(Source records)

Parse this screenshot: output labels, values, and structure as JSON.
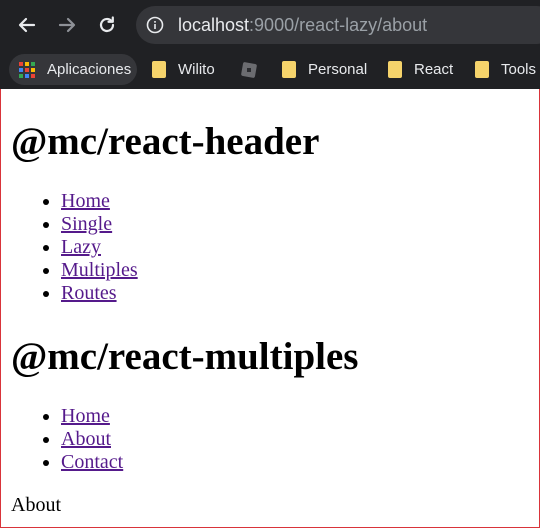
{
  "browser": {
    "url_host": "localhost",
    "url_path": ":9000/react-lazy/about",
    "bookmarks": [
      {
        "label": "Aplicaciones",
        "icon": "apps-grid-icon"
      },
      {
        "label": "Wilito",
        "icon": "folder-icon"
      },
      {
        "label": "",
        "icon": "site-favicon-icon"
      },
      {
        "label": "Personal",
        "icon": "folder-icon"
      },
      {
        "label": "React",
        "icon": "folder-icon"
      },
      {
        "label": "Tools",
        "icon": "folder-icon"
      }
    ]
  },
  "header": {
    "title": "@mc/react-header",
    "links": [
      "Home",
      "Single",
      "Lazy",
      "Multiples",
      "Routes"
    ]
  },
  "multiples": {
    "title": "@mc/react-multiples",
    "links": [
      "Home",
      "About",
      "Contact"
    ]
  },
  "content": {
    "text": "About"
  },
  "colors": {
    "link": "#551a8b",
    "chrome": "#202124",
    "omnibox": "#35363a",
    "frame_border": "#d9343a"
  }
}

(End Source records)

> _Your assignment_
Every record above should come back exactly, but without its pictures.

> _Response_
Parse this screenshot: output labels, values, and structure as JSON.
{
  "browser": {
    "url_host": "localhost",
    "url_path": ":9000/react-lazy/about",
    "bookmarks": [
      {
        "label": "Aplicaciones",
        "icon": "apps-grid-icon"
      },
      {
        "label": "Wilito",
        "icon": "folder-icon"
      },
      {
        "label": "",
        "icon": "site-favicon-icon"
      },
      {
        "label": "Personal",
        "icon": "folder-icon"
      },
      {
        "label": "React",
        "icon": "folder-icon"
      },
      {
        "label": "Tools",
        "icon": "folder-icon"
      }
    ]
  },
  "header": {
    "title": "@mc/react-header",
    "links": [
      "Home",
      "Single",
      "Lazy",
      "Multiples",
      "Routes"
    ]
  },
  "multiples": {
    "title": "@mc/react-multiples",
    "links": [
      "Home",
      "About",
      "Contact"
    ]
  },
  "content": {
    "text": "About"
  },
  "colors": {
    "link": "#551a8b",
    "chrome": "#202124",
    "omnibox": "#35363a",
    "frame_border": "#d9343a"
  }
}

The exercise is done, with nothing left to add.